ABOUT THIS EXERCISE >>
Pull every "event" line out of the data below.

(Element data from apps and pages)
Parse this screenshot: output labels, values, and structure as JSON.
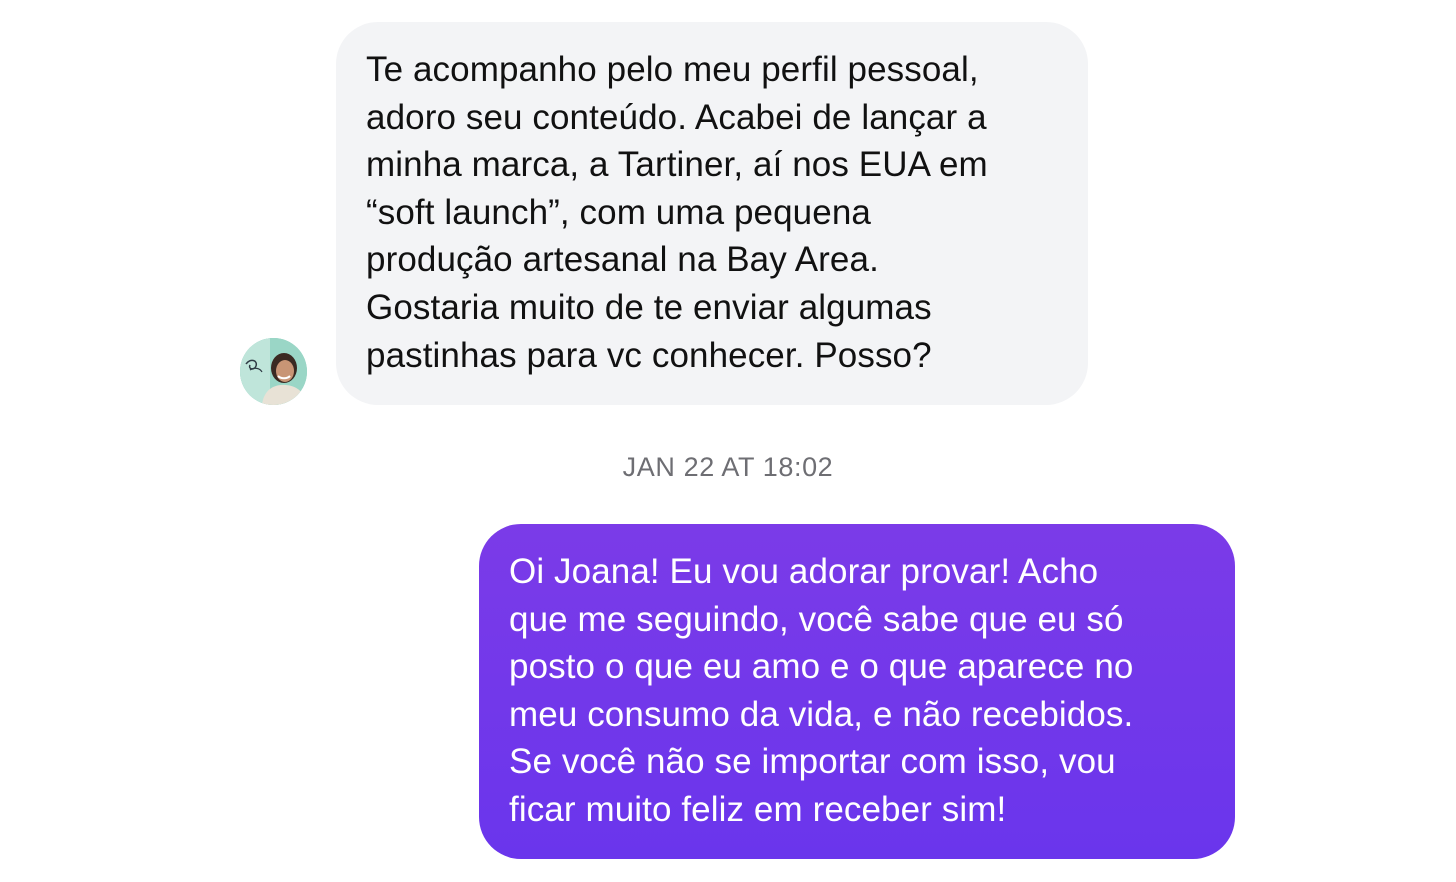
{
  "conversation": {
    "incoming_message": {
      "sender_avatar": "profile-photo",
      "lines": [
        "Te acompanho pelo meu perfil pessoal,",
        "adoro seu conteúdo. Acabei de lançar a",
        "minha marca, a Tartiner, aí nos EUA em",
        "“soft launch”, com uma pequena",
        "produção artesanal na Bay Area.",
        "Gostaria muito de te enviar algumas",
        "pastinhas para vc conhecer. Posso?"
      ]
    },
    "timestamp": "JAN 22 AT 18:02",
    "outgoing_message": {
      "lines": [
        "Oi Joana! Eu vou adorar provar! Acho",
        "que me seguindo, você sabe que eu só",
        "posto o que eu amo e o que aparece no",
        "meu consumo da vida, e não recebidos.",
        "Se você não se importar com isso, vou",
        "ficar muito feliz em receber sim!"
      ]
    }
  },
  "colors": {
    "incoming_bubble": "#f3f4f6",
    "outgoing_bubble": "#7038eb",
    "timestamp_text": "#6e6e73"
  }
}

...

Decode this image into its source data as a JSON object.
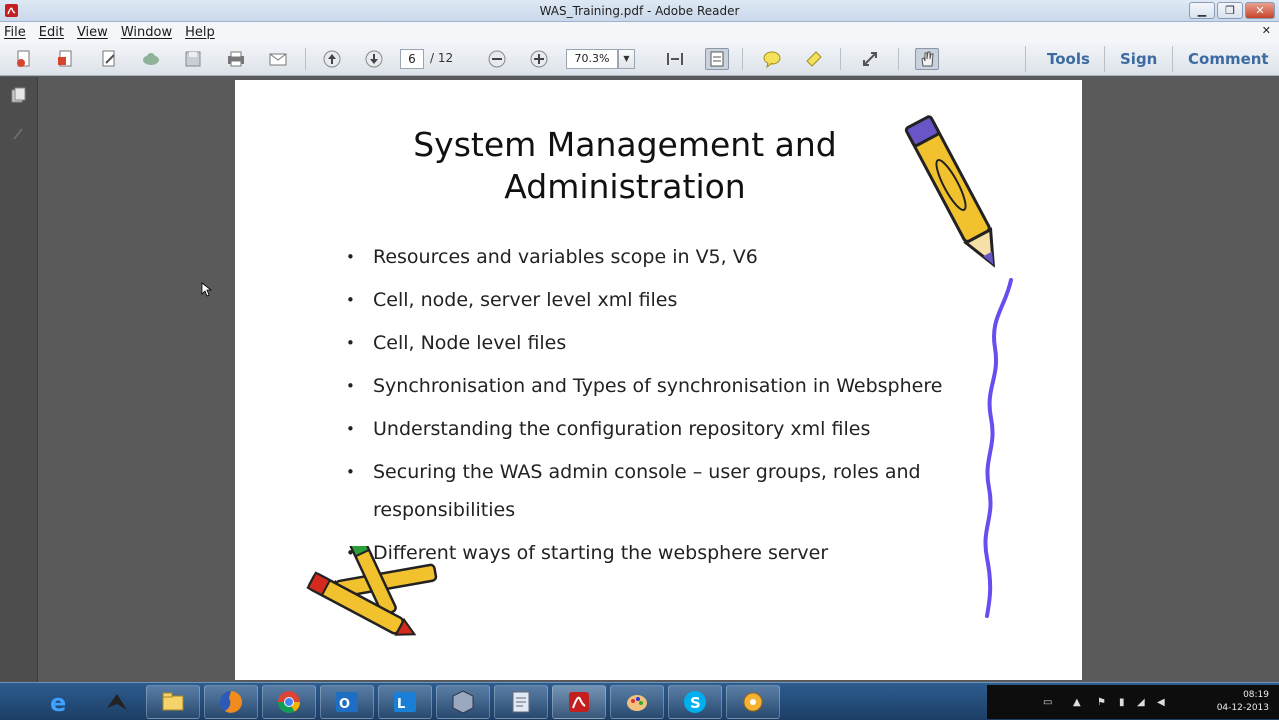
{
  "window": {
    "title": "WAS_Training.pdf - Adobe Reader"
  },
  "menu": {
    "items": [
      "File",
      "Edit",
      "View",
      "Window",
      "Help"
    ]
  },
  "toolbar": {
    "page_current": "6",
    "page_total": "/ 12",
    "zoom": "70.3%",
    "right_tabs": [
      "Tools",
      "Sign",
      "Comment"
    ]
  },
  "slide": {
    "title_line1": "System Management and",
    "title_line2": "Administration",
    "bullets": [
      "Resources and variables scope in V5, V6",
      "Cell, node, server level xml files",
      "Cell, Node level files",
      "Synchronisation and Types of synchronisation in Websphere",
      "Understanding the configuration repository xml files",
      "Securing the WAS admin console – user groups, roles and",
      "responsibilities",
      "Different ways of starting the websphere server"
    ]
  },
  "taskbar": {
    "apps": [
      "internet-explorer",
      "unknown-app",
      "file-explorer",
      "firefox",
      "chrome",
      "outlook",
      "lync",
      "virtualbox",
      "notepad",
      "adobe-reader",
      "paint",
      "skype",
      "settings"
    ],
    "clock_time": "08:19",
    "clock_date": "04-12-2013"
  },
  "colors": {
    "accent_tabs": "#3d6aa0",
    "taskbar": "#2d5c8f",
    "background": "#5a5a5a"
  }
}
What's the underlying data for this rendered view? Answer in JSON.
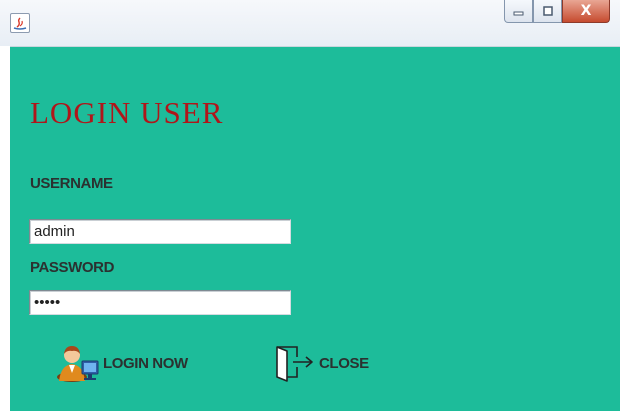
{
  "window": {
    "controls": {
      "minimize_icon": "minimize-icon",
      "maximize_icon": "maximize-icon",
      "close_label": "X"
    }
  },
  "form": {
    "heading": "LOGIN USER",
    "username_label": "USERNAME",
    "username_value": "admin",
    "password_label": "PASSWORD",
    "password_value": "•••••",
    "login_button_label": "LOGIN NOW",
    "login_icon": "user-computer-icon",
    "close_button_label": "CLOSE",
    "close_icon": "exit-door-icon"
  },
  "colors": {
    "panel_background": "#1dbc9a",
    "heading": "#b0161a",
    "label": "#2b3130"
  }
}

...

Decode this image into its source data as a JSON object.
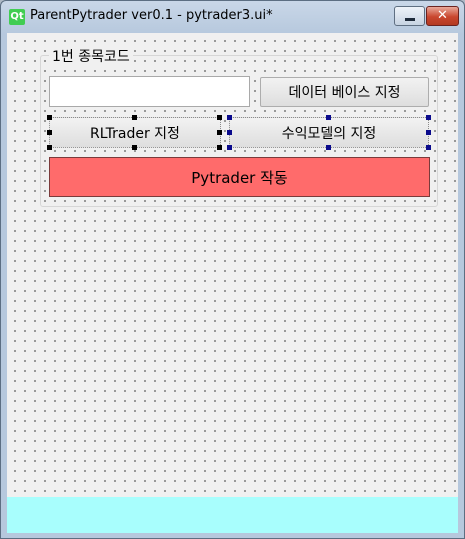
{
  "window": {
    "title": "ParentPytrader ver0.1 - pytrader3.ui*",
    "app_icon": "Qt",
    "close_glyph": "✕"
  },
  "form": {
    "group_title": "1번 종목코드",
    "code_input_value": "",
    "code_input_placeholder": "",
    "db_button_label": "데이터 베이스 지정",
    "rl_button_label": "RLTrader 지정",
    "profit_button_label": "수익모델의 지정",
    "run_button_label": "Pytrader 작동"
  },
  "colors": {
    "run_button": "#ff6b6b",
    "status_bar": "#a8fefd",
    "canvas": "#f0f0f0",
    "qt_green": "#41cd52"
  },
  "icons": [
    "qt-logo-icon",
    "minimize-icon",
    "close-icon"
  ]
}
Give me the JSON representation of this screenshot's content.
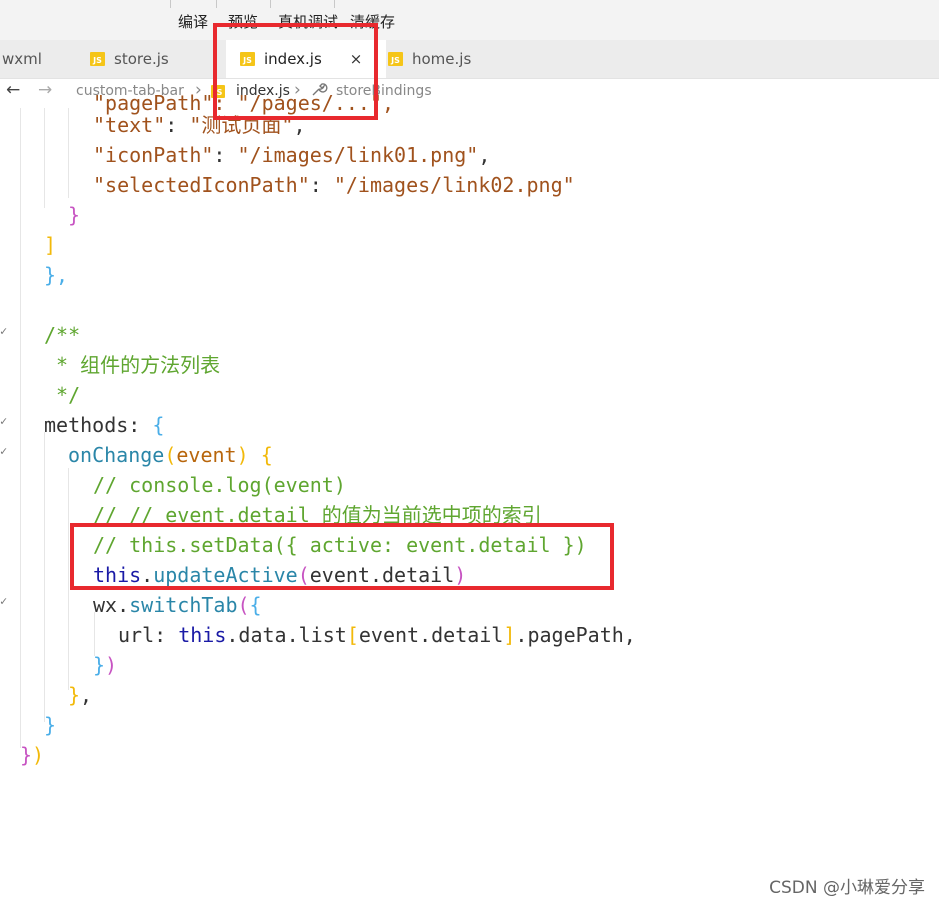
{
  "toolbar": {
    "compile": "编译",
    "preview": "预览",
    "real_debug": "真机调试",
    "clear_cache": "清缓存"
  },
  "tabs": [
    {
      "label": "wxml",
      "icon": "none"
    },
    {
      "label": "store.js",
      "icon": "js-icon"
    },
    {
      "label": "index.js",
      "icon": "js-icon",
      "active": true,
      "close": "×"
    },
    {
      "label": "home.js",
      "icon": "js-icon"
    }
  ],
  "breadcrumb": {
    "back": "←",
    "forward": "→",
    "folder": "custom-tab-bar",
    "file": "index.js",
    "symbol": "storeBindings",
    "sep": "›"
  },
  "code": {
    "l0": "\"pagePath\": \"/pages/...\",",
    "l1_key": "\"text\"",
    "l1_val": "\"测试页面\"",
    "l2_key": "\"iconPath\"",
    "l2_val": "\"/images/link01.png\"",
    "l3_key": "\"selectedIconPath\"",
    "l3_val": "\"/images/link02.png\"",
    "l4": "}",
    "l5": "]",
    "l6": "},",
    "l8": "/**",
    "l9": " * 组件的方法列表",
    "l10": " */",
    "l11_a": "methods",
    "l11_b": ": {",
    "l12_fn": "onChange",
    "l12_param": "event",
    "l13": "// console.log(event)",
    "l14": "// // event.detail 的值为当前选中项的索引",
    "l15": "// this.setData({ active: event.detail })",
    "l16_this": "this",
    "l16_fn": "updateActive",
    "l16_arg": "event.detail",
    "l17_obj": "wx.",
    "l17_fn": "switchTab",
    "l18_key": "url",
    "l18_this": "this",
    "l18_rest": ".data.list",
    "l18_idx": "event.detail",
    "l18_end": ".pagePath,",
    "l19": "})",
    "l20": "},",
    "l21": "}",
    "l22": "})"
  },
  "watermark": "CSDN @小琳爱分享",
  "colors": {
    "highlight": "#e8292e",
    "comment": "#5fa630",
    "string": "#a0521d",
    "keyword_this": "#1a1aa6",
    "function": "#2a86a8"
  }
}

SOLUTION FOR THIS TASK >>
    "l12_param": "event",
    "l13": "// console.log(event)",
    "l14": "// // event.detail 的值为当前选中项的索引",
    "l15": "// this.setData({ active: event.detail })",
    "l16_arg": "event.detail",
    "l18_idx": "event.detail",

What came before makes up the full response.